What to work on: The answer must be every entry below, word for word, with the pictures left out.

══════════════════════════════

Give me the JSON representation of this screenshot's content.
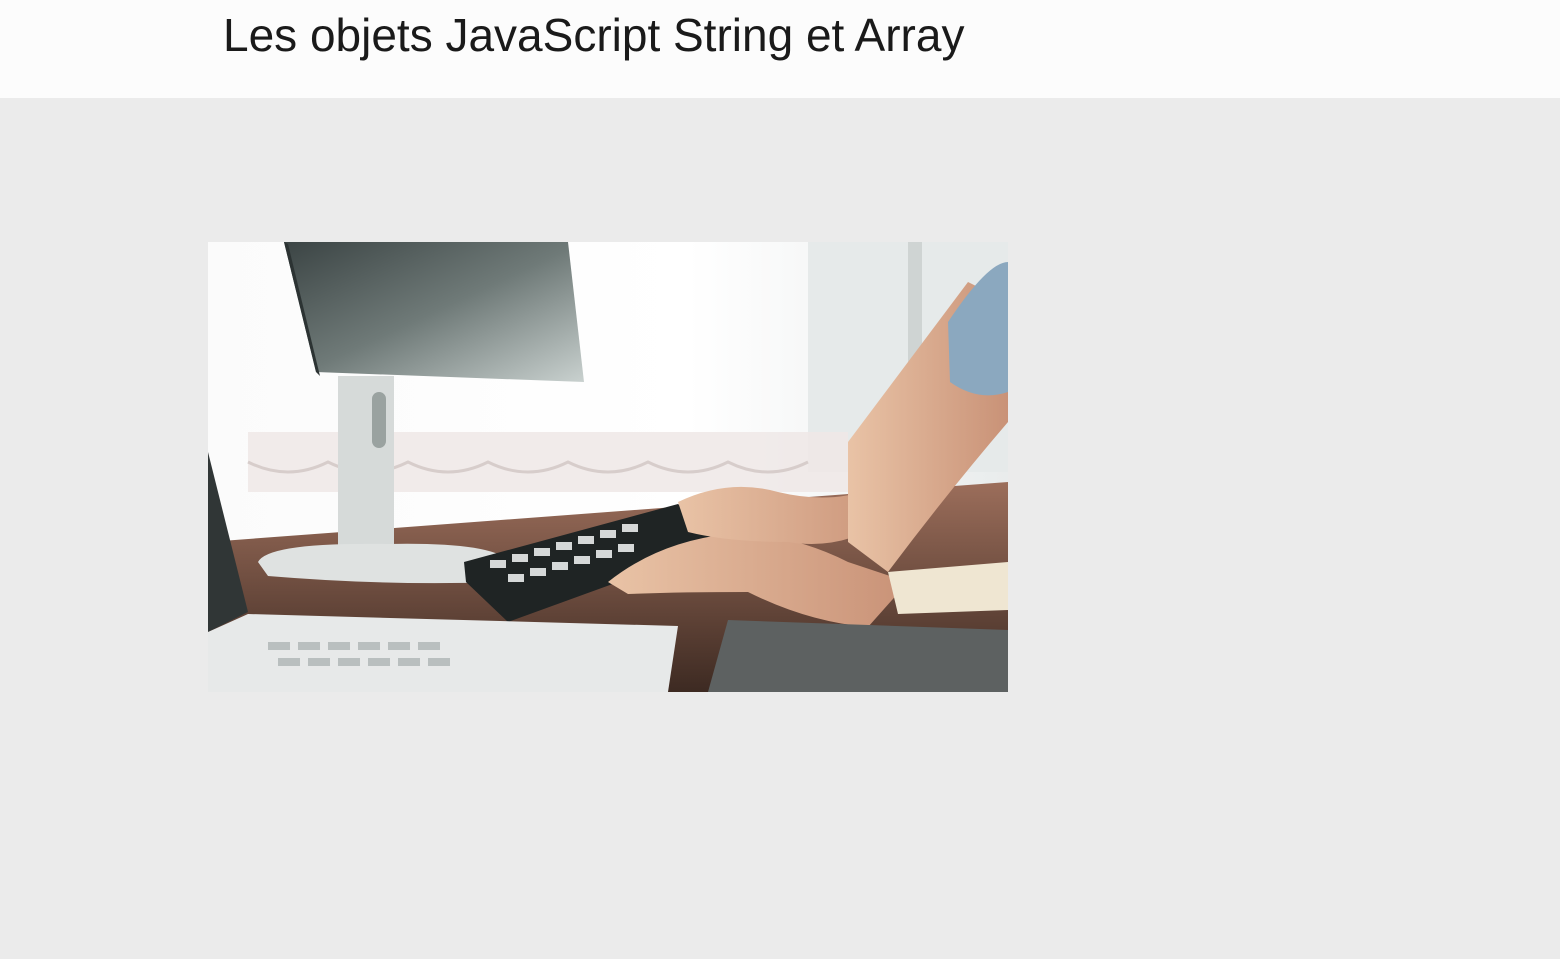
{
  "header": {
    "title": "Les objets JavaScript String et Array"
  },
  "main": {
    "hero_image": {
      "icon": "photo-of-hands-typing-on-keyboard"
    }
  },
  "colors": {
    "header_bg": "#fcfcfc",
    "page_bg": "#ebebeb",
    "title_text": "#1a1a1a"
  }
}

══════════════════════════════

Result of this task:
Give me the JSON representation of this screenshot's content.
{
  "header": {
    "title": "Les objets JavaScript String et Array"
  },
  "main": {
    "hero_image": {
      "icon": "photo-of-hands-typing-on-keyboard"
    }
  },
  "colors": {
    "header_bg": "#fcfcfc",
    "page_bg": "#ebebeb",
    "title_text": "#1a1a1a"
  }
}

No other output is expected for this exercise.